Records from a dataset:
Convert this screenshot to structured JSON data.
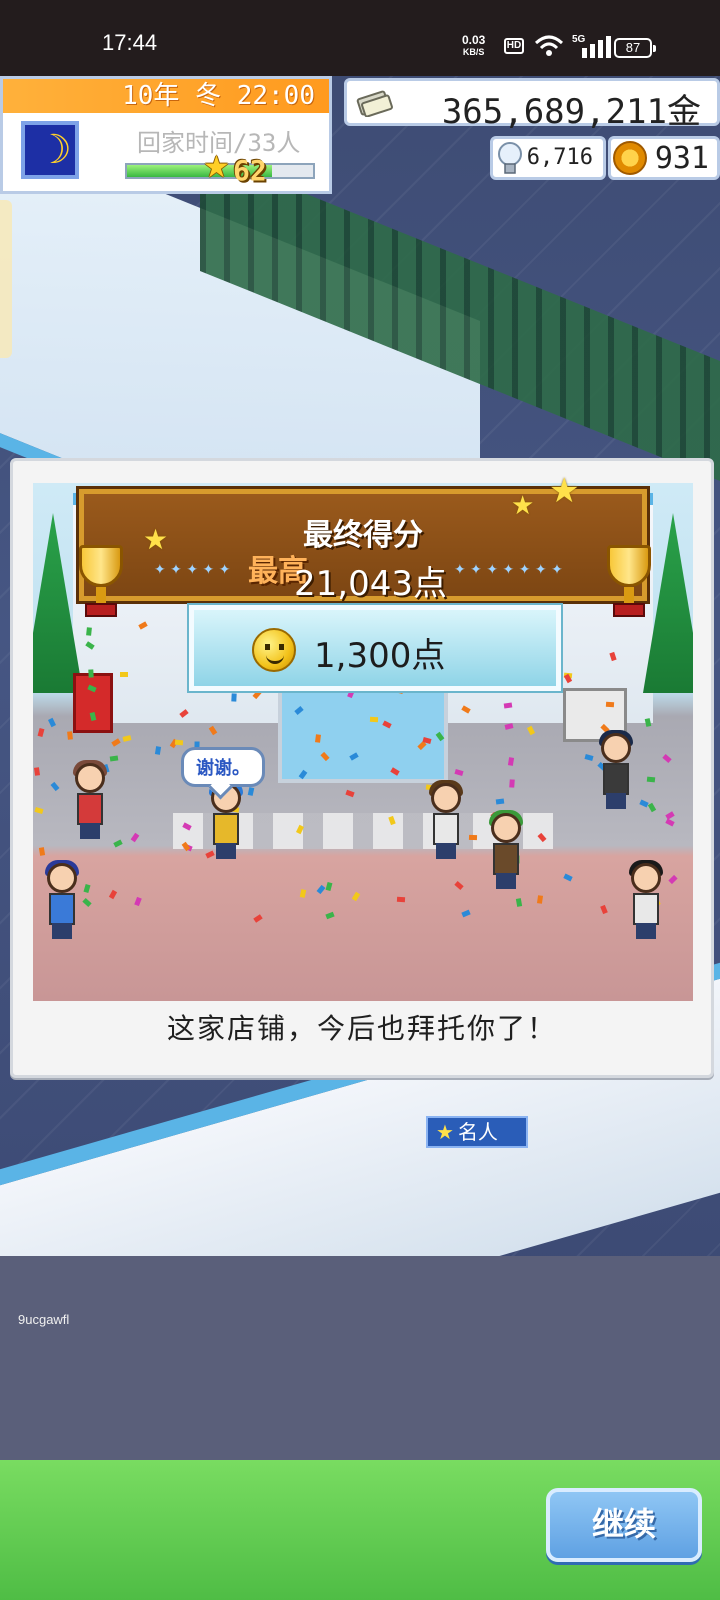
{
  "status_bar": {
    "time": "17:44",
    "net_speed_value": "0.03",
    "net_speed_unit": "KB/S",
    "hd": "HD",
    "signal_type": "5G",
    "battery": "87"
  },
  "hud": {
    "date_time": "10年 冬 22:00",
    "status_line": "回家时间/33人",
    "level": "62",
    "level_progress": 0.78,
    "money": "365,689,211金",
    "ideas": "6,716",
    "medals": "931"
  },
  "result": {
    "title": "最终得分",
    "best_tag": "最高",
    "best_score": "21,043点",
    "current_points": "1,300点",
    "speech_bubble": "谢谢。",
    "message": "这家店铺，今后也拜托你了！"
  },
  "scene": {
    "celebrity_label": "名人",
    "watermark": "9ucgawfl"
  },
  "actions": {
    "continue_label": "继续"
  },
  "colors": {
    "accent_orange": "#ff9a1e",
    "board_brown": "#7d4613",
    "button_blue": "#5fa1e3",
    "bottom_green": "#4fbd45"
  }
}
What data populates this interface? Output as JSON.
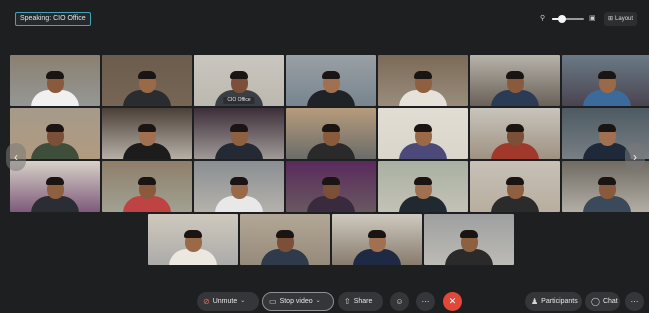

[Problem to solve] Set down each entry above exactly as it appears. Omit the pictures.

[Response to the exercise]
Convert this screenshot to structured JSON data.
{
  "status_bar": {
    "time": "17:44",
    "net_speed_value": "0.03",
    "net_speed_unit": "KB/S",
    "hd": "HD",
    "signal_type": "5G",
    "battery": "87"
  },
  "hud": {
    "date_time": "10年 冬 22:00",
    "status_line": "回家时间/33人",
    "level": "62",
    "level_progress": 0.78,
    "money": "365,689,211金",
    "ideas": "6,716",
    "medals": "931"
  },
  "result": {
    "title": "最终得分",
    "best_tag": "最高",
    "best_score": "21,043点",
    "current_points": "1,300点",
    "speech_bubble": "谢谢。",
    "message": "这家店铺，今后也拜托你了！"
  },
  "scene": {
    "celebrity_label": "名人",
    "watermark": "9ucgawfl"
  },
  "actions": {
    "continue_label": "继续"
  },
  "colors": {
    "accent_orange": "#ff9a1e",
    "board_brown": "#7d4613",
    "button_blue": "#5fa1e3",
    "bottom_green": "#4fbd45"
  }
}
What data populates this interface? Output as JSON.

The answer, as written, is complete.